Where do I begin… Ceramics is not for the faint-hearted! I would like to say I have a thick skin, but I’m definitely still working on it! I’ve had entire kiln loads of work explode – that’s thousands of dollars worth of work and thousands of dollars worth of equipment destroyed. But every time something like this has happened, I’ve learnt so much. I certainly have less ‘disasters’ these days, but I still have pieces that I expect to look a certain way that come out completely different.
With ceramics nothing is certain, everything needs to be tested. Every clay behaves differently, every glaze behaves differently with every clay, and even after multiple tests there are so many things that can go wrong. I’ve had some pretty major disasters and I’m never 100% certain that things are going to work how I expect. In saying that, every time I open the kiln and it’s successful, it feels like Christmas!
Do you have any favourite items that you like to make?
The favourite things I’ve made lately are some wine cups using clay that I found at the beach where we go camping every Christmas. I really enjoyed the process of getting clay from a special place, processing it, and making cups that just felt right in my hands. It is a contrast to when I’m making commercial orders where I have to measure and check that each item is consistent and to the specifications. I made these cups for myself and didn’t measure or check as I went, so it felt smooth and rhythmic and they came out great.

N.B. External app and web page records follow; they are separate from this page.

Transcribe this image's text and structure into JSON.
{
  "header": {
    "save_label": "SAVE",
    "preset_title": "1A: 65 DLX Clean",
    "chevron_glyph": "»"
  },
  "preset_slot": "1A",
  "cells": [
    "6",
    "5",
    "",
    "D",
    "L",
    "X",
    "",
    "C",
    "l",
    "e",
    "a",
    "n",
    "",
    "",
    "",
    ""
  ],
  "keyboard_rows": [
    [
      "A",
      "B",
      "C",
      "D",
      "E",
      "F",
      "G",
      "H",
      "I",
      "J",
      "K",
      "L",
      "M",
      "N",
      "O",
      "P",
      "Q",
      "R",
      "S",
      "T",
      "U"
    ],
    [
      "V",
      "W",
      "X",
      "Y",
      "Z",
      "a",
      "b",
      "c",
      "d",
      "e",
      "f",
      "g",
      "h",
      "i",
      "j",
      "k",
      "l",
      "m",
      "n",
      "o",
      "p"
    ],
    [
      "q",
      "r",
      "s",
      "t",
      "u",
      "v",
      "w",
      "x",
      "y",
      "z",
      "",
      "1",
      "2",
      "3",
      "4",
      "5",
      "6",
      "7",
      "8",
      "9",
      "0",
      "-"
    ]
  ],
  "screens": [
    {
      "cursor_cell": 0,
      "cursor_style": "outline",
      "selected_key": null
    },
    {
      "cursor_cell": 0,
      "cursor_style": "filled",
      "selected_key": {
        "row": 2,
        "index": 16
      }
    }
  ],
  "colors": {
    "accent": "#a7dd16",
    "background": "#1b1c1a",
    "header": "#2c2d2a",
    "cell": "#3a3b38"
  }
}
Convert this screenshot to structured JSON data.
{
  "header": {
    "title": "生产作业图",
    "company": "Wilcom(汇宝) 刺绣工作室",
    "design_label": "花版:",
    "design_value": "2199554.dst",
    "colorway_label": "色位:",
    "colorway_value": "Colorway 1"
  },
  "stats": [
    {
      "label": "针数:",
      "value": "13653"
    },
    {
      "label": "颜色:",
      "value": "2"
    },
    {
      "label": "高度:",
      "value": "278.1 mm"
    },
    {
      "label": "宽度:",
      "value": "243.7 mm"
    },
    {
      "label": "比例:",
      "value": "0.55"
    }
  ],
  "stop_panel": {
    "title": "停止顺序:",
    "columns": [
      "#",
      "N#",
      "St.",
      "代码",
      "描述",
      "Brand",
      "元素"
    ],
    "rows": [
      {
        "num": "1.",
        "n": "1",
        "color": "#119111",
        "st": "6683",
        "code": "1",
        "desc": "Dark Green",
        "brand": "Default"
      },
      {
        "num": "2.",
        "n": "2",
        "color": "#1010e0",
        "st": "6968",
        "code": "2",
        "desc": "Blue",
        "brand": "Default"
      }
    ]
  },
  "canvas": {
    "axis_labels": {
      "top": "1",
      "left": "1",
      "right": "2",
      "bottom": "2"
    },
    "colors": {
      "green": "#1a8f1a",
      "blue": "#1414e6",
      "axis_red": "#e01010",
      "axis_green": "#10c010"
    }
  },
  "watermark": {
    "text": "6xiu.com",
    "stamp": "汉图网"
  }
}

Working with clay is a tactile and therapeutic process and in recent years, it has become a popular hobby. Do you have any tips for people looking to take up pottery?
Firstly I would say, expect failures to happen and learn from them. I knew a ceramics teacher that after a six-week course would get her students to choose their best piece and their worst piece (not knowing why) and they had to destroy them both. This was to teach them that lesson.
Also one shouldn’t think that you can only make good work on a pottery wheel. I really love the slower process of hand building. People often think that pinch pots and coiling etc are just for beginners and you should aim for wheel throwing. You can make great things with just your hands on your dining table.
I noticed that landscapes and seascapes have influenced some of your ceramic collections. Where do you draw inspiration from?
I live near the beach and get a lot of inspiration from what I see along the coast and in the forest near my home. It’s a balancing act between the visual, the practical and the tactile. You take inspiration from the beauty around you, but you have to translate that into a human setting, to be used in a home or restaurant. Moreover, it has to be durable and comfortable to use.
What do you like to do in your spare time?
Hahaha, I make pottery in my spare time! I have three busy kids, two dogs, one cat and four chickens who keep me pretty busy! And if I have any time spare after that, I love camping, paddle boarding and exploring. I also always have some DIY project on the go… At the moment, I’m converting a van to be a camping van with a bed and kitchen etc so we can explore more of New Zealand. I also love to cook so we entertain pretty often. We just got a wood-fire pizza oven so we’ve been having regular pizza parties with our neighbours.
You can now purchase a gift pack of the bespoke bowl and spoon set with three BOTANISTRY Blends of your choice for NZ$ 115 (actual retail value: NZ$145). To purchase the gift pack, kindly email firstname.lastname@example.org
Photo credits: Main image by Ting Xu & others taken by Lily Woods.